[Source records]
=== Section Start ===

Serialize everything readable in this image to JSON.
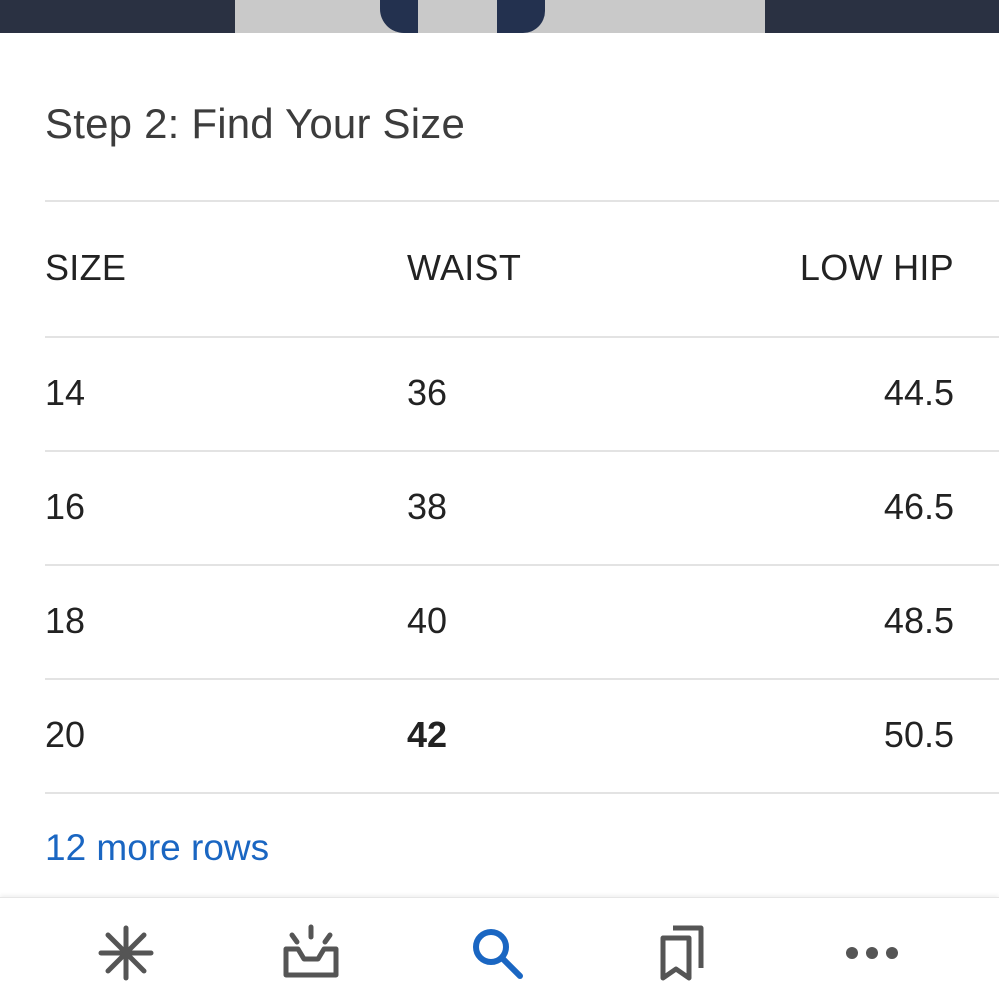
{
  "heading": "Step 2: Find Your Size",
  "table": {
    "headers": [
      "SIZE",
      "WAIST",
      "LOW HIP"
    ],
    "rows": [
      [
        "14",
        "36",
        "44.5"
      ],
      [
        "16",
        "38",
        "46.5"
      ],
      [
        "18",
        "40",
        "48.5"
      ],
      [
        "20",
        "42",
        "50.5"
      ]
    ]
  },
  "more_rows_label": "12 more rows",
  "bottom_nav": {
    "items": [
      {
        "icon": "discover-icon",
        "active": false
      },
      {
        "icon": "updates-icon",
        "active": false
      },
      {
        "icon": "search-icon",
        "active": true
      },
      {
        "icon": "collections-icon",
        "active": false
      },
      {
        "icon": "more-icon",
        "active": false
      }
    ],
    "active_color": "#1a66c2",
    "inactive_color": "#555555"
  },
  "colors": {
    "link": "#1a66c2",
    "text": "#222222",
    "heading": "#3c3c3c",
    "divider": "#e3e3e3"
  }
}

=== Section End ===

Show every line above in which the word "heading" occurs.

  "heading": "Step 2: Find Your Size",
    "heading": "#3c3c3c",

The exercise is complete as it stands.